The beginning of fall marks the start of the back-to-school season and excitement for holidays such as Halloween and Thanksgiving. However, this season also leads to more confusion, agitation, and anxiety for those living with dementia and their caregivers through sundowning.

Sundown syndrome or sundowning is when people with Alzheimer’s disease and dementia experience increased agitation, disorientation, confusion, pacing, and anxiety during dusk. These symptoms may last into the evening and can disturb sleep as well if individuals confuse nighttime with daytime. In extreme cases, people may experience delusions, paranoia, hallucinations, wandering, and exhibit violent behaviors. 

Sundowning not only increases anguish for older adults, but it also puts pressure on caregivers. For people with dementia living at home, caregivers are often family members who are not professionally trained to address symptoms of sundowning. Their families become more anxious about the well-being of their loved ones while they are at work, and consistently seeing their own family member with dementia confused and agitated can cause distress.

Additionally, if long-term care staff are not able to handle the patients’ extreme symptoms then they may be removed from the facilities which force families to find more expensive care or stop working in order to care for their loved ones.

What causes sundowning?

The Alzheimer’s Association suggests several factors that may contribute to sundown syndrome:

  • Exhaustion from an unfamiliar environment
  • Disturbance of their circadian rhythm by confusing day and nighttime
  • Fear from misinterpretation of more of their own shadows
  • Others’ nonverbal behavior leading to more agitation
  • Disorientation due to confusion between dreams and reality
  • Overstimulation from the environment can further agitation and confusion

What can you do to prevent sundowning?

CareBand offers a wearable device that provides real-time indoor and outdoor tracking using LoRaWAN technology. It does not require Wifi or cellular technology to work and offers long-range communication while optimizing battery life. When an older adult is wandering due to sundowning, a caregiver can accurately be alerted when they wake up, leave their home, and wander outside in the dark. The ability to pinpoint their exact location can avoid further confusion and anxiety by the unfamiliar environment they wandered into. 

Additionally, CareBand is currently working on a study in collaboration with Indiana University and American Senior Communities’ Bethany Village focused on developing an objective measure for agitation. Agitation is a common symptom of sundown syndrome and among dementia patients in general. It leads to increased costs, caregiver burden, and diminishes the quality of life. Currently, CareBand is looking at the feasibility and usability of CareBand technology to assess agitation levels. In Phase II, the company hopes to explore the relationship between data from validated agitation scale data and motion variable data. 

Thankfully, there are also some other ways to remedy sundowning at home provided by healthline.

  1. Maintain a schedule

Make it easy for them to remember and keep up with routines to minimize confusion and distress. Try to work around their schedule and change their routines as little as possible.

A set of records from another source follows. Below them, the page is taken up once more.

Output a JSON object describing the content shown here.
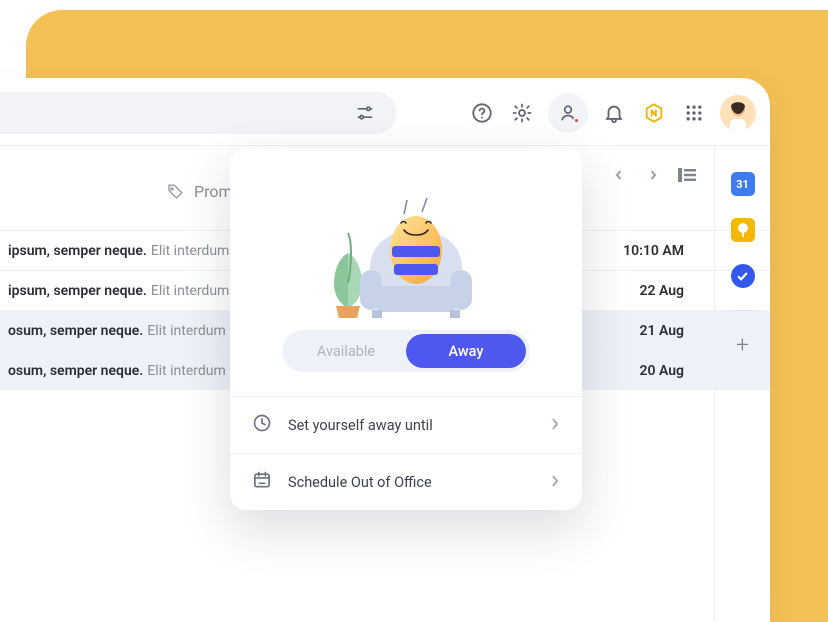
{
  "category": {
    "label": "Promo"
  },
  "rows": [
    {
      "bold": "ipsum, semper neque.",
      "rest": "Elit interdum",
      "time": "10:10 AM",
      "selected": false
    },
    {
      "bold": "ipsum, semper neque.",
      "rest": "Elit interdum",
      "time": "22 Aug",
      "selected": false
    },
    {
      "bold": "osum, semper neque.",
      "rest": "Elit interdum",
      "time": "21 Aug",
      "selected": true
    },
    {
      "bold": "osum, semper neque.",
      "rest": "Elit interdum",
      "time": "20 Aug",
      "selected": true
    }
  ],
  "popover": {
    "segment": {
      "available": "Available",
      "away": "Away"
    },
    "option1": "Set yourself away until",
    "option2": "Schedule Out of Office"
  },
  "rail": {
    "calendar_day": "31"
  }
}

  1. Brighten up their life

Since sundowning may be affected by one’s circadian rhythm, you can try brightening lights about them when they feel agitated or confused.

  1. Encourage exercise

Promote exercise and activities during the daytime so they are not restless at night. This can also improve their quality of sleep and mood throughout the day.

  1. Change their diet

Eliminate caffeine and alcohol from their diet as much as possible or encourage consumption for earlier in the day. Serve small meal portions to prevent agitation and restlessness at night. 

  1. Reduce their stress

Avoid challenging activities in the later hours of the day. The frustration and stress can compound into their agitation and confusion. Promote a calming environment by playing some soft, soothing music.

  1. Provide comfort and familiarity

Surrounding your loved one with comforting items and energy can help combat their feelings of anxiety and confusion. Even if they move into new assisted living center, you can place items from home to bring them more comfort and familiarity

  1. Record their behavior

Monitoring their behavior allows you to more easily identify triggers in the environment that cause sundowning. This can be tracked by writing in a journal, or taking notes on a phone or ipad using an app. 

  1. Self-care

Seeing your loved one constantly anxious, agitated, or confused can take a toll on you as well. Take some time to rest, and address your physical and mental health so you can properly provide care. It is always okay to ask for help from family and friends too.

As the days grow shorter, more sundowning is likely to arise. However, with CareBand’s technology to address wandering and agitation paired with other tips above, you and your loved one with dementia can stay calm and stress-free.